Bernard Maria, MD, MBA, Director of the Division of Child Neurology and Developmental Medicine at Goryeb Children’s Hospital in Morristown, NJ, part of the Atlantic Health System, has been recognized with the 2018 Hower Award, the highest recognition from the Child Neurology Society. This prestigious award is given yearly to one member of the Child Neurology Society who is highly regarded by peers as an outstanding teacher and scholar. There is a particular emphasis on contributions to child neurology the national and international level.
Dr. Maria is a Fellow of the American Academy of Pediatrics, Fellow of the American Academy of Neurology, Elected Active Member of The Society for Pediatric Research and the American Pediatric Society.
He sees many patients with Tourette Syndrome and often refers their family to NJCTS for advocacy and education services. Recently, he took a few minutes out of his day to talk to us about the importance of TS awareness among medical professionals and the current state of treatment options.
As part of our Education Outreach program, NJCTS has developed a Grand Rounds presentation to educate medical students and doctors about Tourette, as well as an in-service presentation for educators. How important is it that families receive more informed treatment and that teachers have more awareness of the disorder?
There are many myths and misunderstandings about tics and Tourette syndrome. TS can be disruptive to young students and their classmates, and often to the teachers who have little or no experience with tic disorders. So I think that presentations to educate medical students and other practitioners, as well as teachers, about the spectrum of Tourette’s syndrome is very important.
Do you feel that patients are receiving an earlier diagnosis of Tourette syndrome now than in the past?
It is not clear to me if patients are being diagnosed with TS at earlier ages. Every child who has Tourette syndrome has at some point in time had tics for less than 1 year with the hope that they will abate on their own, which is sometimes the case with provisional tics. I think that the focus on tics distracts somewhat from attending to the comorbid conditions which are often much more disruptive including inattention, anxiety, insomnia, and accompanying learning disorders as well as OCD.
Do you recommend that a patient has a TEAM of professionals? Pediatrician, neurologist, psychologist, etc.
It can certainly take a village and I think that the partnership between the primary care practitioner, the child neurologist or neuropsychologist is critical.
Why did you take an interest in TS as a doctor?
I have been practicing Pediatric Neurology for 34 years and have had the privilege of serving children and families with a range of tic disorders and Tourette syndrome.
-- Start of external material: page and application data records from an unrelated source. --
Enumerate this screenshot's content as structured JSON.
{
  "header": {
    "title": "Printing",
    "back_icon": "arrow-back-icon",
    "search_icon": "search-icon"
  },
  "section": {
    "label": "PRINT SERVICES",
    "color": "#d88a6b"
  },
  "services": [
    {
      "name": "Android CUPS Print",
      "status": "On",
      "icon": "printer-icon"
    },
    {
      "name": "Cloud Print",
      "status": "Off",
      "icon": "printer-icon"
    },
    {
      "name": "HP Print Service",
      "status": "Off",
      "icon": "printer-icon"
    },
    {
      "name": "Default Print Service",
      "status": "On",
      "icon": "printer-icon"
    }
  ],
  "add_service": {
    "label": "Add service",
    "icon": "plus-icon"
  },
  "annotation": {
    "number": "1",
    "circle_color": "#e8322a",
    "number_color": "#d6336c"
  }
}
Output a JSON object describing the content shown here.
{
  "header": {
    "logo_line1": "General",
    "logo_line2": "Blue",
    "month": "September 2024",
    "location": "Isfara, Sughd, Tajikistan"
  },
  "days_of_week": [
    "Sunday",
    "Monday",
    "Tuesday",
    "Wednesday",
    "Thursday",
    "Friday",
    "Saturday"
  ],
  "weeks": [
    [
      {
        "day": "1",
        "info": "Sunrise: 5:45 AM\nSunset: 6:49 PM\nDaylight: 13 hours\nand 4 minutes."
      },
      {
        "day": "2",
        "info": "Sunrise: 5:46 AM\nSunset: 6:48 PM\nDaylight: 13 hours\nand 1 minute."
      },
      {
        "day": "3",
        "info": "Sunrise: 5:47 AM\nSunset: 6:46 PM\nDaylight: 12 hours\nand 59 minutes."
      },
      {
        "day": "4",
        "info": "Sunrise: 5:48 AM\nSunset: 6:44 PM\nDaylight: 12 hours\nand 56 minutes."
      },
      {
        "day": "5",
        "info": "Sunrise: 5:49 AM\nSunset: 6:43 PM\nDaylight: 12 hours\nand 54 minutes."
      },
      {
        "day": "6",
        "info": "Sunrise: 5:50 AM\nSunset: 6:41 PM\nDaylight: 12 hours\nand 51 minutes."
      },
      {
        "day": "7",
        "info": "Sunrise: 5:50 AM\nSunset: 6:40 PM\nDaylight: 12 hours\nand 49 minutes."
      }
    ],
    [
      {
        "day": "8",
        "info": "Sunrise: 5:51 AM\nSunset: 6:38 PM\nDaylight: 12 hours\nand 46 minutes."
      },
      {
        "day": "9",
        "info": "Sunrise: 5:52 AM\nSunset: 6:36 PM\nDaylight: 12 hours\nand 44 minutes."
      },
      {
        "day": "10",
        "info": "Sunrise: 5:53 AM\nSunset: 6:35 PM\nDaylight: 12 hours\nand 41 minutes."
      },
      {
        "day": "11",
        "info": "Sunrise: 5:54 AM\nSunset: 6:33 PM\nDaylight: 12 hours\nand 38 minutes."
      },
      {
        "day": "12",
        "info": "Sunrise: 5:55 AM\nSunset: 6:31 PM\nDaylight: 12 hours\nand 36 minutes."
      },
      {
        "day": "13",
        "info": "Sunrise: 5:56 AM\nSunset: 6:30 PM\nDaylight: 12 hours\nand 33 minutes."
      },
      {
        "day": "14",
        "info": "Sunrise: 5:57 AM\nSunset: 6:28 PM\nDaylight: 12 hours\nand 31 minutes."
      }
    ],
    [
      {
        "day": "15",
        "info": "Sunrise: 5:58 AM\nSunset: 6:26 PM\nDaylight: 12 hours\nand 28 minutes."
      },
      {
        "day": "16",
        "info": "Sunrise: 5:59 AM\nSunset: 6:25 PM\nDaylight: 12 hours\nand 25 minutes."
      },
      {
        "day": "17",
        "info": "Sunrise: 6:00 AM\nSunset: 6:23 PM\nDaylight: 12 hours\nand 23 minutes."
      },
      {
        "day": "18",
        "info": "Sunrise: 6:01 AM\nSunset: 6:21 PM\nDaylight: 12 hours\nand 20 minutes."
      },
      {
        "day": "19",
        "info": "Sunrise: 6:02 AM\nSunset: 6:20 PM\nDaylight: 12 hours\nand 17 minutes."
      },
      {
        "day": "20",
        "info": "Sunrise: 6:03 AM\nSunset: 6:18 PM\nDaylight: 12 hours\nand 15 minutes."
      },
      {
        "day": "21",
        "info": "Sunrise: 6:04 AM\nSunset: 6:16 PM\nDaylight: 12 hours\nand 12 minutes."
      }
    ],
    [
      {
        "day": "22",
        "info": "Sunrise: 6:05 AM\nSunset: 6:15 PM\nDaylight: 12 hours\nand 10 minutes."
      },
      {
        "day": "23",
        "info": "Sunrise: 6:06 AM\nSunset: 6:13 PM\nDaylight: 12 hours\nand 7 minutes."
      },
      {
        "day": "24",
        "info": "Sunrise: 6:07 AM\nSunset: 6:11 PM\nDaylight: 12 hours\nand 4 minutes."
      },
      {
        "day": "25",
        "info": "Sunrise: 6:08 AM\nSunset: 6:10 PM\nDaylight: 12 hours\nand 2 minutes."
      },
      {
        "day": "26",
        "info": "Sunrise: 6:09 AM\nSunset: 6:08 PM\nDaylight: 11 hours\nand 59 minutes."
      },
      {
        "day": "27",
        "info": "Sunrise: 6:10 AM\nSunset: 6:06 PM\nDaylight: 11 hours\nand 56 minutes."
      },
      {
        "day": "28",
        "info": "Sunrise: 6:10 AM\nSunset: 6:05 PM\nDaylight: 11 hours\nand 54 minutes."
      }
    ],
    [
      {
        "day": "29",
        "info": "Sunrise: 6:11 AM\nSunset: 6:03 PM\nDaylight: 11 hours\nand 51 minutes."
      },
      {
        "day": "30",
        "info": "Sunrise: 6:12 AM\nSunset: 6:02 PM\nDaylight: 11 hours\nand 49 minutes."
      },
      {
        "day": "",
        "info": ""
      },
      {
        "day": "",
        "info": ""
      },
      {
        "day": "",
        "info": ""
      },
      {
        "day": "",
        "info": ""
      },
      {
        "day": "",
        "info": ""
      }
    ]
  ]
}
In the early stages of my career development, I completed my neurology training under Dr. Harvey Singer at Johns Hopkins Hospital who sensitized me to the condition and how best to manage it. Dr. Singer and I have worked on International conferences together, advancing the field and developing young investigators who are addressing key unanswered questions about the disorder.
What do you see for the future of TS diagnosis and treatments?
As is true with many conditions now, genetics is likely to play a more central role in identifying risk factors for developing tics and Tourette syndrome and helping us understand how targeted therapies, behavioral or pharmacologic, might be more effective in managing the condition.
Thank you Dr. Maria!
Visit Dr. Maria’s practice here: https://findmyamgdoctor.atlantichealth.org/provider/Bernard+Maria/641326
The NJCTS Physicians Referral List contains contact information for doctors treating TS and associated disorders across New Jersey and beyond. Please call 908.575.7350 for additional information.